Circuit Diagram for a simple Field Strength Meter from Test Equipment for the Radio Amateur by Clive Smith G4FZH

The diode must be a point contact germanium diode such as an OA90, OA96,1N34,1N60 The last two types normally having two red or green rings on the diode Schottky diodes such as the BAT85 will also work but not as well as the germanium. Diodes with a low forward voltage drop are a requirement for use at low power levels. The meter I used was a 100uA unit and this is handy for relative percentage readings. I built my FSM into an aluminium box and connected all components using point to point wiring to minimise lead length. To do this the meter, sensitivity pot and antenna socket need to be as close together as possible. If you only have a lower value resistor pot this can be used but your sensitivity settings will be more twitchy. The commercial unit in the photo only has a 10k pot and this makes it difficult to set to a fixed relative dial reading of say 40 . I used an antenna socket so that the antenna can be removed for storage/transport. An RCA socket and plug make an easy combination to build a suitable antenna.

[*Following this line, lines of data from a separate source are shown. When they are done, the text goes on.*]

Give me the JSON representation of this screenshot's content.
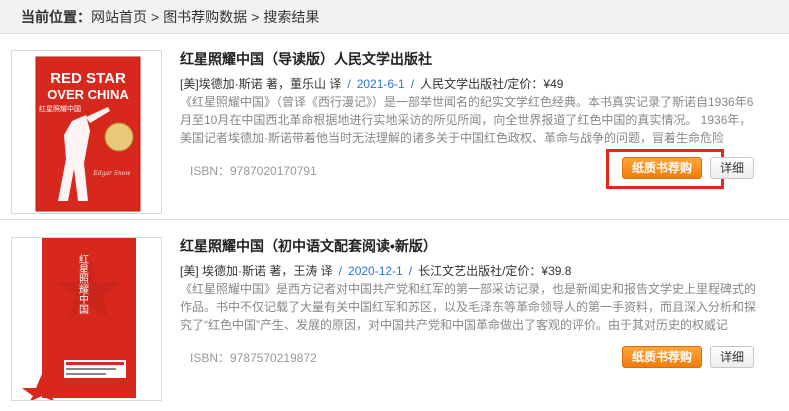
{
  "breadcrumb": {
    "label": "当前位置：",
    "items": [
      "网站首页",
      "图书荐购数据",
      "搜索结果"
    ],
    "separator": ">"
  },
  "results": [
    {
      "title": "红星照耀中国（导读版）人民文学出版社",
      "authors": "[美]埃德加·斯诺 著，董乐山 译",
      "date": "2021-6-1",
      "publisher": "人民文学出版社",
      "price": "/定价：¥49",
      "description": "《红星照耀中国》（曾译《西行漫记》）是一部举世闻名的纪实文学红色经典。本书真实记录了斯诺自1936年6月至10月在中国西北革命根据地进行实地采访的所见所闻，向全世界报道了红色中国的真实情况。 1936年，美国记者埃德加·斯诺带着他当时无法理解的诸多关于中国红色政权、革命与战争的问题，冒着生命危险",
      "isbn": "ISBN：9787020170791",
      "buy_label": "纸质书荐购",
      "detail_label": "详细",
      "cover": {
        "line1": "RED STAR",
        "line2": "OVER CHINA",
        "cn_title": "红星照耀中国"
      }
    },
    {
      "title": "红星照耀中国（初中语文配套阅读•新版）",
      "authors": "[美] 埃德加·斯诺 著，王涛 译",
      "date": "2020-12-1",
      "publisher": "长江文艺出版社",
      "price": "/定价：¥39.8",
      "description": "《红星照耀中国》是西方记者对中国共产党和红军的第一部采访记录，也是新闻史和报告文学史上里程碑式的作品。书中不仅记载了大量有关中国红军和苏区，以及毛泽东等革命领导人的第一手资料，而且深入分析和探究了“红色中国”产生、发展的原因，对中国共产党和中国革命做出了客观的评价。由于其对历史的权威记",
      "isbn": "ISBN：9787570219872",
      "buy_label": "纸质书荐购",
      "detail_label": "详细",
      "cover": {
        "cn_title": "红星照耀中国"
      }
    }
  ],
  "colors": {
    "accent_orange": "#f08a1c",
    "link_blue": "#2b74d6",
    "highlight_red": "#e8261a",
    "cover_red": "#d8281e"
  }
}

If you do not have a used telescopic whip than a loop as I have used will work well. If you do not have a suitable meter then you can use your multimeter, set to the Volts range at a low value 1000mV or so and fit sockets to the FSM for connection to your multimeter Your FSM will come in handy for relative field strength measurements at a given frequency. A test instrument for setting up your mobile HF antenna for maximum radiated power. Also can be used for checking for RF feedback on your feedline or general RF radiation monitoring in the Shack.

I built four of these FSM units before the final version which performs as well as the commercial unit. So stick to point contact germanium diodes and direct short wiring of your components for best results.